▶ [TASK REQUIREMENTS]:
Show every line of the data that contains the string "frame".

▶ [SUPPLIED DATA]:
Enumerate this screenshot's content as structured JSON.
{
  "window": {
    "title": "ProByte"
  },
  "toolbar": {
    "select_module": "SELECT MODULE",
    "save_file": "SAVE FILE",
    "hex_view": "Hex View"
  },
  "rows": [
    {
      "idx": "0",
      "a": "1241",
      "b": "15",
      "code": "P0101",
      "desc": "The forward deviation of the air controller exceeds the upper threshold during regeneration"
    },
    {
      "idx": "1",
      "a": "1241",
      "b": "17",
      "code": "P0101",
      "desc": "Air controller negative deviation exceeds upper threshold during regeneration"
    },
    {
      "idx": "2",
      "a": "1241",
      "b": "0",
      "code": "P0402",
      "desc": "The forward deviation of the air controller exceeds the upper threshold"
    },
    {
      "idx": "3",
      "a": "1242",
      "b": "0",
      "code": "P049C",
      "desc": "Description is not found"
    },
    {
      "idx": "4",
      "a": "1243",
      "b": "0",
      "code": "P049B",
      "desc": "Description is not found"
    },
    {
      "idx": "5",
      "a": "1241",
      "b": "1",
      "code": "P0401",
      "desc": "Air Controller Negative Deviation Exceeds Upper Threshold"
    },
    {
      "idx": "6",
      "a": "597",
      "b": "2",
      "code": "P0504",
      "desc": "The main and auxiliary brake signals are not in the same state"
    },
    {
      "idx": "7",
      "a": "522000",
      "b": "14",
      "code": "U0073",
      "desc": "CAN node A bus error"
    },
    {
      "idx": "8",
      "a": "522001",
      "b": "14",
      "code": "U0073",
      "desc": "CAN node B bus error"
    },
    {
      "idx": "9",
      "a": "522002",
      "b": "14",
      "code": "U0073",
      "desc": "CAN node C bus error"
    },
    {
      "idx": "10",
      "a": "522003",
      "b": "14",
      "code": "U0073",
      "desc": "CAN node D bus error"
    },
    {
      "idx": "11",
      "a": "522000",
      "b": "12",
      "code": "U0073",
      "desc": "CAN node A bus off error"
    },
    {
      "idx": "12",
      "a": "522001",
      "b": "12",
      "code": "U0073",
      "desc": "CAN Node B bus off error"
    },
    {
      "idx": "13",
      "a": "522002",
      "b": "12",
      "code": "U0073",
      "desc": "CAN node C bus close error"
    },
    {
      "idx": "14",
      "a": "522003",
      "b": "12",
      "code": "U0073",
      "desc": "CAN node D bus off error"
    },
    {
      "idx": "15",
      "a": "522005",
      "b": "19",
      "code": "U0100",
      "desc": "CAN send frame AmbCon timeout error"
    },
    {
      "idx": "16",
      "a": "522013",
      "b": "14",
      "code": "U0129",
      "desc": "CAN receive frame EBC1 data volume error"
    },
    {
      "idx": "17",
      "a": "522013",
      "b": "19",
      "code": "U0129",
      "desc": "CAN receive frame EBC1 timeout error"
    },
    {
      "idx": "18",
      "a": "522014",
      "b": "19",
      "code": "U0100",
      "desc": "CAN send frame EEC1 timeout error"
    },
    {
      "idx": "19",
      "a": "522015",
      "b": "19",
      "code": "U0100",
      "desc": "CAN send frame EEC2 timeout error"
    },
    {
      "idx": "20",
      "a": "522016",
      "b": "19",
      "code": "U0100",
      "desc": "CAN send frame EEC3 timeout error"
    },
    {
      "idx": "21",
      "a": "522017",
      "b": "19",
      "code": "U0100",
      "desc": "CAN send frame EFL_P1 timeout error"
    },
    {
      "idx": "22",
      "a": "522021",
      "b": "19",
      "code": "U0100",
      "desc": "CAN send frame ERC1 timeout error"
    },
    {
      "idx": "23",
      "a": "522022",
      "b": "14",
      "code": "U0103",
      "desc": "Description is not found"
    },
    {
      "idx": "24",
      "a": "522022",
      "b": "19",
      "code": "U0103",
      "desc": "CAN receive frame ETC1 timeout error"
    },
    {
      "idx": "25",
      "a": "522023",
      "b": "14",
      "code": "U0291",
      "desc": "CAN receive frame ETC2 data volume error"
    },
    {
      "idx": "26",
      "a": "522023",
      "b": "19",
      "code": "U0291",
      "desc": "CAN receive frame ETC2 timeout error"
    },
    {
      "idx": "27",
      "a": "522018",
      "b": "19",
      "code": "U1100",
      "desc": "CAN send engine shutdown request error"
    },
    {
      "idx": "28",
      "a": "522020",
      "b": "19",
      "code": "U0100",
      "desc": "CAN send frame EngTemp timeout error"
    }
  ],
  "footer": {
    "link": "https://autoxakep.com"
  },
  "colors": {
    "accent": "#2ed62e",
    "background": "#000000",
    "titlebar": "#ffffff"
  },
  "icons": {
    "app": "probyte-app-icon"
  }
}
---
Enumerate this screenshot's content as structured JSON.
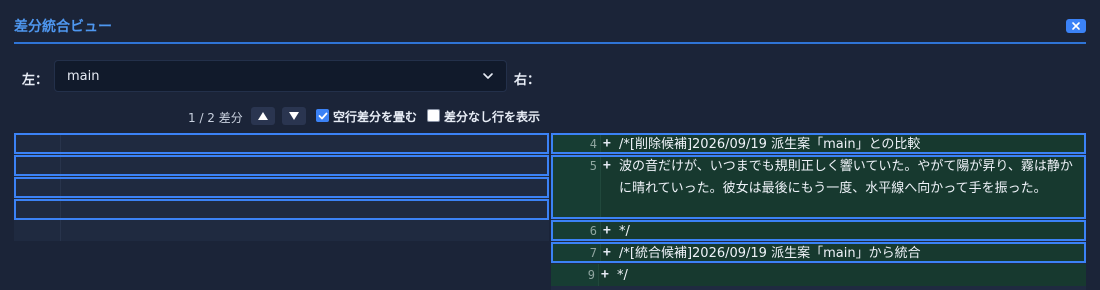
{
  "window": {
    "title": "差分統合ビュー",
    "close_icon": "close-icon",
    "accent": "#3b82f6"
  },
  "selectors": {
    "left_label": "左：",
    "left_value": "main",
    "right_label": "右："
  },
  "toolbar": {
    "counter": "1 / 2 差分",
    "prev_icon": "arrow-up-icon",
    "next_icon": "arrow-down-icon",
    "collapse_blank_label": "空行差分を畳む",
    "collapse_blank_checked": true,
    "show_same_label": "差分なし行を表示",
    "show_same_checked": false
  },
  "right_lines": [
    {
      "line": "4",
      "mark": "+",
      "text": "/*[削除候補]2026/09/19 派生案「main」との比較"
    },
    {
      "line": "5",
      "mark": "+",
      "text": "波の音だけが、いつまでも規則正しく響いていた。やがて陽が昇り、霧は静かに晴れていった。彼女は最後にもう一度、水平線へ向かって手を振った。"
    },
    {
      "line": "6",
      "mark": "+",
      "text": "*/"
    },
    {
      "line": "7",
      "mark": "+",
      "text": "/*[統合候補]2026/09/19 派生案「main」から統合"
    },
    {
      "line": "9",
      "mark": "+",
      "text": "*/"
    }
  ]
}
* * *
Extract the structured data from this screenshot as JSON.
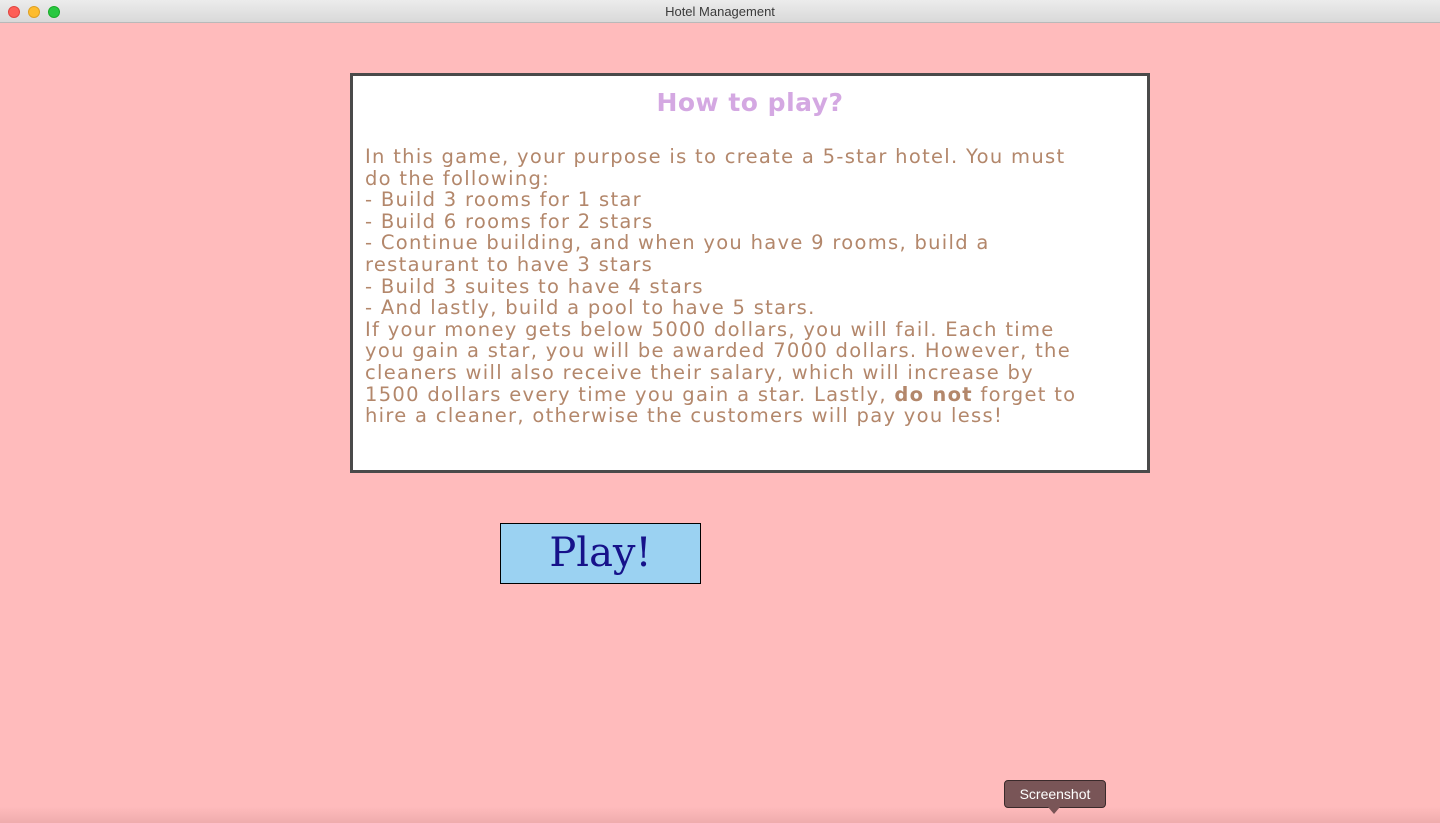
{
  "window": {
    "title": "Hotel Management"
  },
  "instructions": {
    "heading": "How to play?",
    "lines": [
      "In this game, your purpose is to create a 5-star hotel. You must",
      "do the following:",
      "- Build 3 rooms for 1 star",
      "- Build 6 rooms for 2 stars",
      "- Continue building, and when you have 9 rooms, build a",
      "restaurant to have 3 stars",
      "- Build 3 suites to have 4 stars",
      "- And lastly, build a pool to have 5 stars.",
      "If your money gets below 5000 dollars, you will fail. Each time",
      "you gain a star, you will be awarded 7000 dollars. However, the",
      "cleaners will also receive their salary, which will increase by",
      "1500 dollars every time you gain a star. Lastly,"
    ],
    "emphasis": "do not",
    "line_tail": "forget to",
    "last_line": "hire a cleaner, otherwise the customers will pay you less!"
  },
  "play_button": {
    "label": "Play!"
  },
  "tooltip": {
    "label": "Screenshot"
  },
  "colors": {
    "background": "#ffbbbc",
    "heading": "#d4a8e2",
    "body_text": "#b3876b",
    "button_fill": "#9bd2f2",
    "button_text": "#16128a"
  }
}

▶ [TASK RESULT]:
      "desc": "CAN send frame AmbCon timeout error"
      "desc": "CAN receive frame EBC1 data volume error"
      "desc": "CAN receive frame EBC1 timeout error"
      "desc": "CAN send frame EEC1 timeout error"
      "desc": "CAN send frame EEC2 timeout error"
      "desc": "CAN send frame EEC3 timeout error"
      "desc": "CAN send frame EFL_P1 timeout error"
      "desc": "CAN send frame ERC1 timeout error"
      "desc": "CAN receive frame ETC1 timeout error"
      "desc": "CAN receive frame ETC2 data volume error"
      "desc": "CAN receive frame ETC2 timeout error"
      "desc": "CAN send frame EngTemp timeout error"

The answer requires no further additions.